Wherever a line holds the word "screenshot", copy that line from the data.

▶ _DATA EXTRACTS_:
----------

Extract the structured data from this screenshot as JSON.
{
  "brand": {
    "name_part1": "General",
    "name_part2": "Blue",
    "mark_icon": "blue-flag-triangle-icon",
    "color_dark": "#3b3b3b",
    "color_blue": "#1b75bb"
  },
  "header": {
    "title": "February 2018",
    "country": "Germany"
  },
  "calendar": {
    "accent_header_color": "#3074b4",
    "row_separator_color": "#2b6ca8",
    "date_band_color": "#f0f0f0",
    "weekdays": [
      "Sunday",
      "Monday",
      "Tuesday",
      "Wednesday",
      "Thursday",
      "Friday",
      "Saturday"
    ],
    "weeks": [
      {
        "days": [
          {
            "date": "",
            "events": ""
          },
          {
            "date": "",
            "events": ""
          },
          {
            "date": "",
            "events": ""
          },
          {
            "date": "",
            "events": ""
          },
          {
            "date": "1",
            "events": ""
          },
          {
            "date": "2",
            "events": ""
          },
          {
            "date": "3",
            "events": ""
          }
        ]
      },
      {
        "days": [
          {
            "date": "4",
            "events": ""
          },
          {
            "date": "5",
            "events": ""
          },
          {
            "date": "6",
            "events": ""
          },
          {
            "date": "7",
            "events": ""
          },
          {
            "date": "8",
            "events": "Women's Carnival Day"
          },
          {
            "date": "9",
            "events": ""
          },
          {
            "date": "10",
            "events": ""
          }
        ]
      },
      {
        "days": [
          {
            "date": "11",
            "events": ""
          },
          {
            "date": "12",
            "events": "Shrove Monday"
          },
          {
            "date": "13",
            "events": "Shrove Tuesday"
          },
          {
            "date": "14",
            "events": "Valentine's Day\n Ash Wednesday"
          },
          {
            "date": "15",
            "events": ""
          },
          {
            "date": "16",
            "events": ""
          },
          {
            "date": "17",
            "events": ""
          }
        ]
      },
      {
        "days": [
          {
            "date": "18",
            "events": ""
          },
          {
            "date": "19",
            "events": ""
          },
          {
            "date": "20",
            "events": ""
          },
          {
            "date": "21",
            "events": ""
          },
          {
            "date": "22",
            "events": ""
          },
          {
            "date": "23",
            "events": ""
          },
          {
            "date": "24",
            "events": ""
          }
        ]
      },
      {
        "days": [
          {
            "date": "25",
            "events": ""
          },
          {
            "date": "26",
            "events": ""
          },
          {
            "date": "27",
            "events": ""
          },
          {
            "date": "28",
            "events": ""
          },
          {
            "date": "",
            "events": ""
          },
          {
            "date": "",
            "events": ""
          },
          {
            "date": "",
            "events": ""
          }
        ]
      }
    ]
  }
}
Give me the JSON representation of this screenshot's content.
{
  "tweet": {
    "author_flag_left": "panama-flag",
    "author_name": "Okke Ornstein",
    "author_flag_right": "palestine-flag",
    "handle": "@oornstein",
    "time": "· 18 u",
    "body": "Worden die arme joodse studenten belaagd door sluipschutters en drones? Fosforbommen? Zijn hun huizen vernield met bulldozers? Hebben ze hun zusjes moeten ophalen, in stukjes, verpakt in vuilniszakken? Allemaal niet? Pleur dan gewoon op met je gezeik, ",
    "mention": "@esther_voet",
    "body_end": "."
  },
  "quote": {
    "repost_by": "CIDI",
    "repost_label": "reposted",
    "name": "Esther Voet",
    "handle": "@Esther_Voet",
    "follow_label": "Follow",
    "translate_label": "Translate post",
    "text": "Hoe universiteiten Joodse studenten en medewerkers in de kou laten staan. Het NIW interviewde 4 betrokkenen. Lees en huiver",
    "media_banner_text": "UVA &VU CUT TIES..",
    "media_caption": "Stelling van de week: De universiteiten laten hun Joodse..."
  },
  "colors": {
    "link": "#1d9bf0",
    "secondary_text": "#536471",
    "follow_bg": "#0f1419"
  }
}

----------

▶ _TASK ANSWER_:
Extract the structured data from this screenshot as JSON.
Give me the JSON representation of this screenshot's content.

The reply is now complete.